◆ **Exercise brief**
Excluding all pictures, please output the listing exactly.

◆ **The records**
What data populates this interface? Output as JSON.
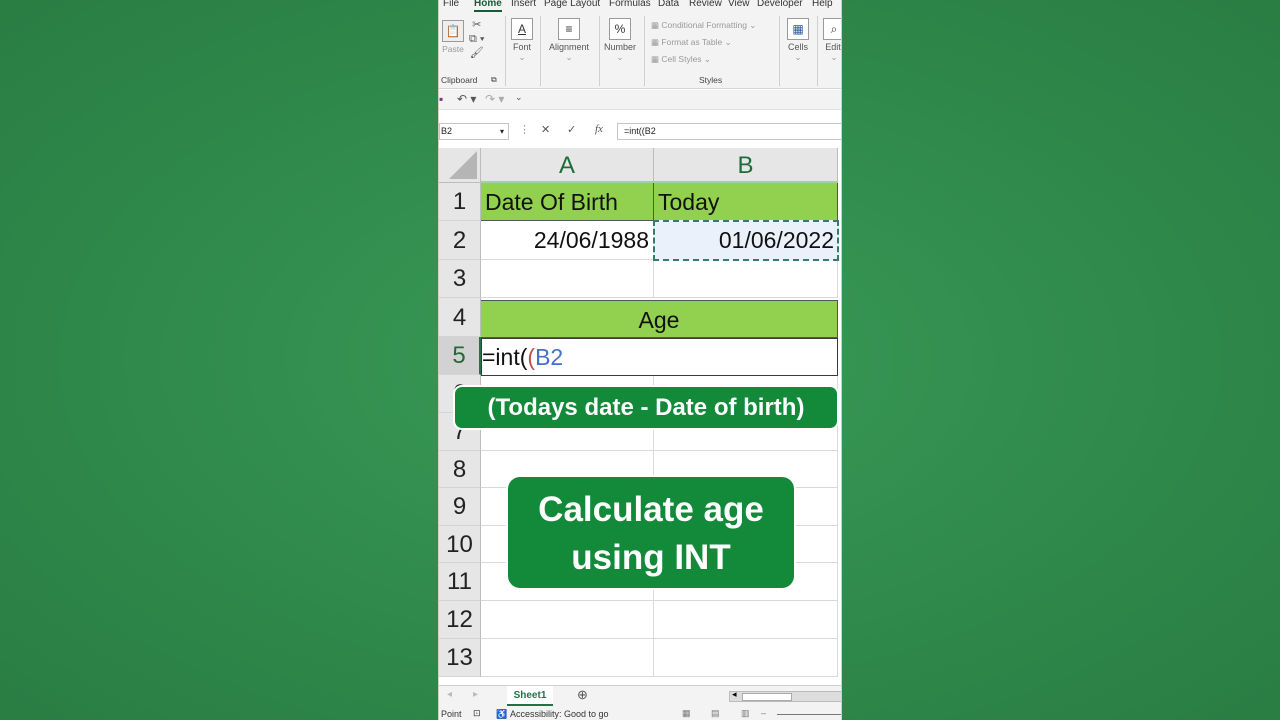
{
  "ribbon_tabs": [
    "File",
    "Home",
    "Insert",
    "Page Layout",
    "Formulas",
    "Data",
    "Review",
    "View",
    "Developer",
    "Help"
  ],
  "ribbon": {
    "clipboard": {
      "paste": "Paste",
      "label": "Clipboard"
    },
    "font": "Font",
    "alignment": "Alignment",
    "number": "Number",
    "styles": {
      "conditional": "Conditional Formatting",
      "format_table": "Format as Table",
      "cell_styles": "Cell Styles",
      "label": "Styles"
    },
    "cells": "Cells",
    "editing": "Editi"
  },
  "formula_bar": {
    "name_box": "B2",
    "formula": "=int((B2"
  },
  "columns": [
    "A",
    "B"
  ],
  "rows": [
    "1",
    "2",
    "3",
    "4",
    "5",
    "6",
    "7",
    "8",
    "9",
    "10",
    "11",
    "12",
    "13"
  ],
  "cells": {
    "a1": "Date Of Birth",
    "b1": "Today",
    "a2": "24/06/1988",
    "b2": "01/06/2022",
    "a4": "Age",
    "a5_prefix": "=int(",
    "a5_paren": "(",
    "a5_ref": "B2"
  },
  "overlay": {
    "hint": "(Todays date - Date of birth)",
    "title_line1": "Calculate age",
    "title_line2": "using INT"
  },
  "sheet_tab": "Sheet1",
  "status": {
    "mode": "Point",
    "accessibility": "Accessibility: Good to go"
  },
  "colors": {
    "header_fill": "#92d050",
    "excel_green": "#217346",
    "pill": "#128a3a",
    "background": "#2f8a4b"
  }
}
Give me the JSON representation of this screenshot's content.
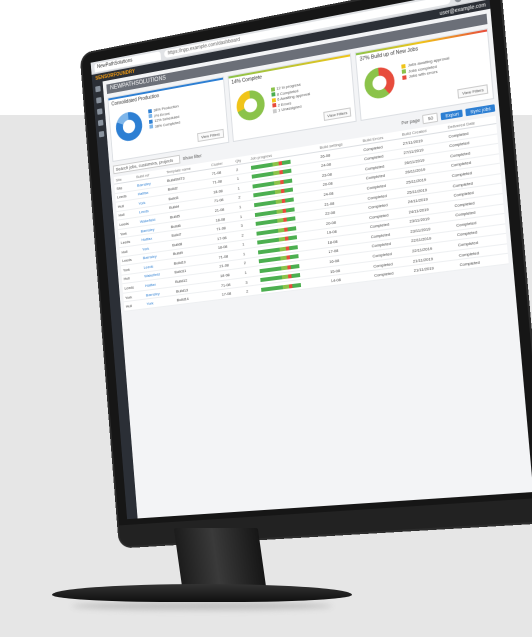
{
  "browser": {
    "tab_label": "NewPathSolutions",
    "address": "https://npp.example.com/dashboard",
    "icons": [
      "back-icon",
      "forward-icon",
      "reload-icon",
      "star-icon",
      "extensions-icon",
      "profile-icon"
    ]
  },
  "topbar": {
    "logo": "SENSORFOUNDRY",
    "right_text": "Search",
    "user": "user@example.com"
  },
  "appbar": {
    "title": "NEWPATHSOLUTIONS"
  },
  "cards": [
    {
      "title": "Consolidated Production",
      "accent": "#2d7fd3",
      "donut": {
        "a": "#2d7fd3",
        "b": "#7fb6ea",
        "split": 82
      },
      "legend": [
        "38% Production",
        "2% Errors",
        "12% Scheduled",
        "38% Completed"
      ],
      "button": "View Filters"
    },
    {
      "title": "14% Complete",
      "accent": "#f0c419",
      "donut": {
        "a": "#8bc34a",
        "b": "#f0c419",
        "split": 70
      },
      "legend": [
        "12 In progress",
        "8 Completed",
        "6 Awaiting approval",
        "2 Errors",
        "1 Unassigned"
      ],
      "button": "View Filters"
    },
    {
      "title": "37% Build up of New Jobs",
      "accent": "#e74c3c",
      "donut": {
        "a": "#e74c3c",
        "b": "#8bc34a",
        "split": 40
      },
      "legend": [
        "Jobs awaiting approval",
        "Jobs completed",
        "Jobs with errors"
      ],
      "button": "View Filters"
    }
  ],
  "toolbar": {
    "search_placeholder": "Search jobs, customers, projects",
    "page_label": "Per page",
    "page_value": "50",
    "show_label": "Show filter",
    "primary_btn": "Export",
    "secondary_btn": "Sync jobs"
  },
  "table": {
    "headers": [
      "Site",
      "Build ref",
      "Template name",
      "Cluster",
      "Qty",
      "Job progress",
      "Job Status",
      "Build settings",
      "Build Errors",
      "Build Created",
      "Delivered Date",
      "Time to finish"
    ],
    "rows": [
      [
        "Site",
        "Barnsley",
        "BuildSMT3",
        "71-08",
        "2",
        "",
        "",
        "26-08",
        "Completed",
        "27/11/2019",
        "Completed",
        ""
      ],
      [
        "Leeds",
        "Halifax",
        "Build2",
        "71-08",
        "1",
        "",
        "",
        "24-08",
        "Completed",
        "27/11/2019",
        "Completed",
        ""
      ],
      [
        "Hull",
        "York",
        "Build3",
        "18-08",
        "1",
        "",
        "",
        "23-08",
        "Completed",
        "26/11/2019",
        "Completed",
        ""
      ],
      [
        "Hull",
        "Leeds",
        "Build4",
        "71-08",
        "2",
        "",
        "",
        "20-08",
        "Completed",
        "26/11/2019",
        "Completed",
        ""
      ],
      [
        "Leeds",
        "Wakefield",
        "Build5",
        "21-08",
        "1",
        "",
        "",
        "24-08",
        "Completed",
        "25/11/2019",
        "Completed",
        ""
      ],
      [
        "York",
        "Barnsley",
        "Build6",
        "18-08",
        "1",
        "",
        "",
        "21-08",
        "Completed",
        "25/11/2019",
        "Completed",
        ""
      ],
      [
        "Leeds",
        "Halifax",
        "Build7",
        "71-08",
        "3",
        "",
        "",
        "22-08",
        "Completed",
        "24/11/2019",
        "Completed",
        ""
      ],
      [
        "Hull",
        "York",
        "Build8",
        "17-08",
        "2",
        "",
        "",
        "20-08",
        "Completed",
        "24/11/2019",
        "Completed",
        ""
      ],
      [
        "Leeds",
        "Barnsley",
        "Build9",
        "18-08",
        "1",
        "",
        "",
        "19-08",
        "Completed",
        "23/11/2019",
        "Completed",
        ""
      ],
      [
        "York",
        "Leeds",
        "Build10",
        "71-08",
        "1",
        "",
        "",
        "18-08",
        "Completed",
        "23/11/2019",
        "Completed",
        ""
      ],
      [
        "Hull",
        "Wakefield",
        "Build11",
        "21-08",
        "2",
        "",
        "",
        "17-08",
        "Completed",
        "22/11/2019",
        "Completed",
        ""
      ],
      [
        "Leeds",
        "Halifax",
        "Build12",
        "18-08",
        "1",
        "",
        "",
        "16-08",
        "Completed",
        "22/11/2019",
        "Completed",
        ""
      ],
      [
        "York",
        "Barnsley",
        "Build13",
        "71-08",
        "3",
        "",
        "",
        "15-08",
        "Completed",
        "21/11/2019",
        "Completed",
        ""
      ],
      [
        "Hull",
        "York",
        "Build14",
        "17-08",
        "2",
        "",
        "",
        "14-08",
        "Completed",
        "21/11/2019",
        "Completed",
        ""
      ]
    ]
  }
}
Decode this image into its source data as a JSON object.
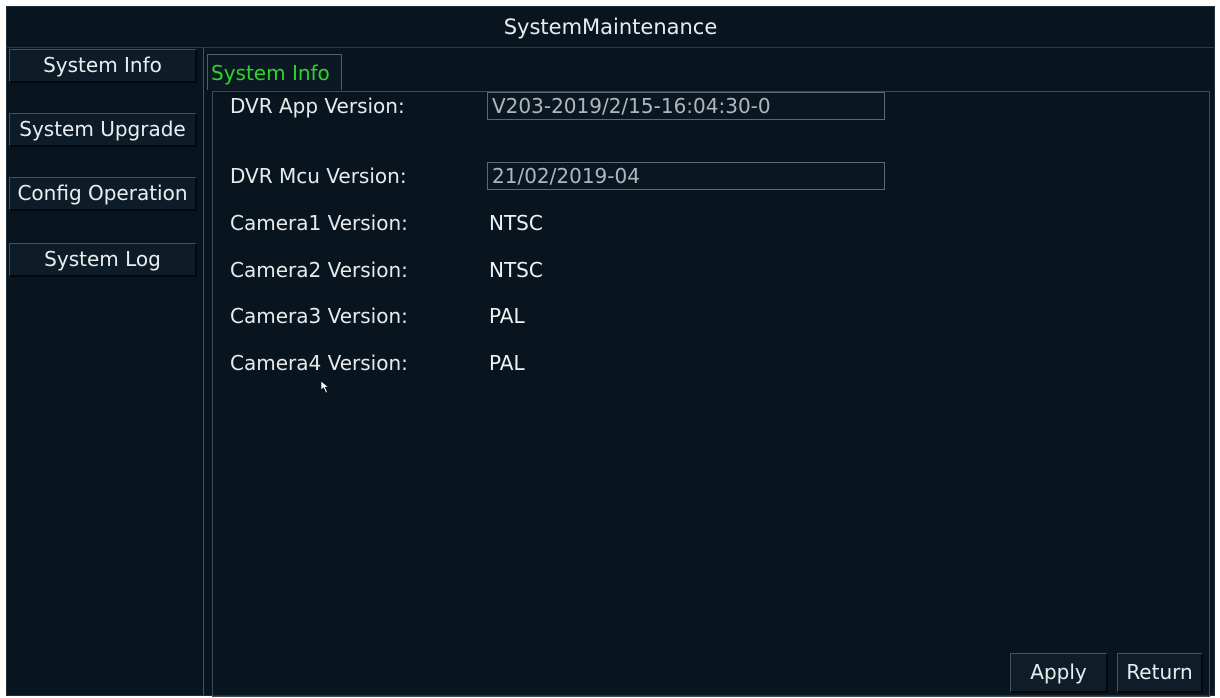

◆ **Task result**
What data populates this interface? Output as JSON.
{
  "ribbon_tabs": [
    "File",
    "Home",
    "Insert",
    "Page Layout",
    "Formulas",
    "Data",
    "Review",
    "View",
    "Developer",
    "Help"
  ],
  "ribbon": {
    "clipboard": {
      "paste": "Paste",
      "label": "Clipboard"
    },
    "font": "Font",
    "alignment": "Alignment",
    "number": "Number",
    "styles": {
      "conditional": "Conditional Formatting",
      "format_table": "Format as Table",
      "cell_styles": "Cell Styles",
      "label": "Styles"
    },
    "cells": "Cells",
    "editing": "Editi"
  },
  "formula_bar": {
    "name_box": "B2",
    "formula": "=int((B2"
  },
  "columns": [
    "A",
    "B"
  ],
  "rows": [
    "1",
    "2",
    "3",
    "4",
    "5",
    "6",
    "7",
    "8",
    "9",
    "10",
    "11",
    "12",
    "13"
  ],
  "cells": {
    "a1": "Date Of Birth",
    "b1": "Today",
    "a2": "24/06/1988",
    "b2": "01/06/2022",
    "a4": "Age",
    "a5_prefix": "=int(",
    "a5_paren": "(",
    "a5_ref": "B2"
  },
  "overlay": {
    "hint": "(Todays date - Date of birth)",
    "title_line1": "Calculate age",
    "title_line2": "using INT"
  },
  "sheet_tab": "Sheet1",
  "status": {
    "mode": "Point",
    "accessibility": "Accessibility: Good to go"
  },
  "colors": {
    "header_fill": "#92d050",
    "excel_green": "#217346",
    "pill": "#128a3a",
    "background": "#2f8a4b"
  }
}
Give me the JSON representation of this screenshot's content.
{
  "browser": {
    "tab_label": "NewPathSolutions",
    "address": "https://npp.example.com/dashboard",
    "icons": [
      "back-icon",
      "forward-icon",
      "reload-icon",
      "star-icon",
      "extensions-icon",
      "profile-icon"
    ]
  },
  "topbar": {
    "logo": "SENSORFOUNDRY",
    "right_text": "Search",
    "user": "user@example.com"
  },
  "appbar": {
    "title": "NEWPATHSOLUTIONS"
  },
  "cards": [
    {
      "title": "Consolidated Production",
      "accent": "#2d7fd3",
      "donut": {
        "a": "#2d7fd3",
        "b": "#7fb6ea",
        "split": 82
      },
      "legend": [
        "38% Production",
        "2% Errors",
        "12% Scheduled",
        "38% Completed"
      ],
      "button": "View Filters"
    },
    {
      "title": "14% Complete",
      "accent": "#f0c419",
      "donut": {
        "a": "#8bc34a",
        "b": "#f0c419",
        "split": 70
      },
      "legend": [
        "12 In progress",
        "8 Completed",
        "6 Awaiting approval",
        "2 Errors",
        "1 Unassigned"
      ],
      "button": "View Filters"
    },
    {
      "title": "37% Build up of New Jobs",
      "accent": "#e74c3c",
      "donut": {
        "a": "#e74c3c",
        "b": "#8bc34a",
        "split": 40
      },
      "legend": [
        "Jobs awaiting approval",
        "Jobs completed",
        "Jobs with errors"
      ],
      "button": "View Filters"
    }
  ],
  "toolbar": {
    "search_placeholder": "Search jobs, customers, projects",
    "page_label": "Per page",
    "page_value": "50",
    "show_label": "Show filter",
    "primary_btn": "Export",
    "secondary_btn": "Sync jobs"
  },
  "table": {
    "headers": [
      "Site",
      "Build ref",
      "Template name",
      "Cluster",
      "Qty",
      "Job progress",
      "Job Status",
      "Build settings",
      "Build Errors",
      "Build Created",
      "Delivered Date",
      "Time to finish"
    ],
    "rows": [
      [
        "Site",
        "Barnsley",
        "BuildSMT3",
        "71-08",
        "2",
        "",
        "",
        "26-08",
        "Completed",
        "27/11/2019",
        "Completed",
        ""
      ],
      [
        "Leeds",
        "Halifax",
        "Build2",
        "71-08",
        "1",
        "",
        "",
        "24-08",
        "Completed",
        "27/11/2019",
        "Completed",
        ""
      ],
      [
        "Hull",
        "York",
        "Build3",
        "18-08",
        "1",
        "",
        "",
        "23-08",
        "Completed",
        "26/11/2019",
        "Completed",
        ""
      ],
      [
        "Hull",
        "Leeds",
        "Build4",
        "71-08",
        "2",
        "",
        "",
        "20-08",
        "Completed",
        "26/11/2019",
        "Completed",
        ""
      ],
      [
        "Leeds",
        "Wakefield",
        "Build5",
        "21-08",
        "1",
        "",
        "",
        "24-08",
        "Completed",
        "25/11/2019",
        "Completed",
        ""
      ],
      [
        "York",
        "Barnsley",
        "Build6",
        "18-08",
        "1",
        "",
        "",
        "21-08",
        "Completed",
        "25/11/2019",
        "Completed",
        ""
      ],
      [
        "Leeds",
        "Halifax",
        "Build7",
        "71-08",
        "3",
        "",
        "",
        "22-08",
        "Completed",
        "24/11/2019",
        "Completed",
        ""
      ],
      [
        "Hull",
        "York",
        "Build8",
        "17-08",
        "2",
        "",
        "",
        "20-08",
        "Completed",
        "24/11/2019",
        "Completed",
        ""
      ],
      [
        "Leeds",
        "Barnsley",
        "Build9",
        "18-08",
        "1",
        "",
        "",
        "19-08",
        "Completed",
        "23/11/2019",
        "Completed",
        ""
      ],
      [
        "York",
        "Leeds",
        "Build10",
        "71-08",
        "1",
        "",
        "",
        "18-08",
        "Completed",
        "23/11/2019",
        "Completed",
        ""
      ],
      [
        "Hull",
        "Wakefield",
        "Build11",
        "21-08",
        "2",
        "",
        "",
        "17-08",
        "Completed",
        "22/11/2019",
        "Completed",
        ""
      ],
      [
        "Leeds",
        "Halifax",
        "Build12",
        "18-08",
        "1",
        "",
        "",
        "16-08",
        "Completed",
        "22/11/2019",
        "Completed",
        ""
      ],
      [
        "York",
        "Barnsley",
        "Build13",
        "71-08",
        "3",
        "",
        "",
        "15-08",
        "Completed",
        "21/11/2019",
        "Completed",
        ""
      ],
      [
        "Hull",
        "York",
        "Build14",
        "17-08",
        "2",
        "",
        "",
        "14-08",
        "Completed",
        "21/11/2019",
        "Completed",
        ""
      ]
    ]
  }
}
Decode this image into its source data as a JSON object.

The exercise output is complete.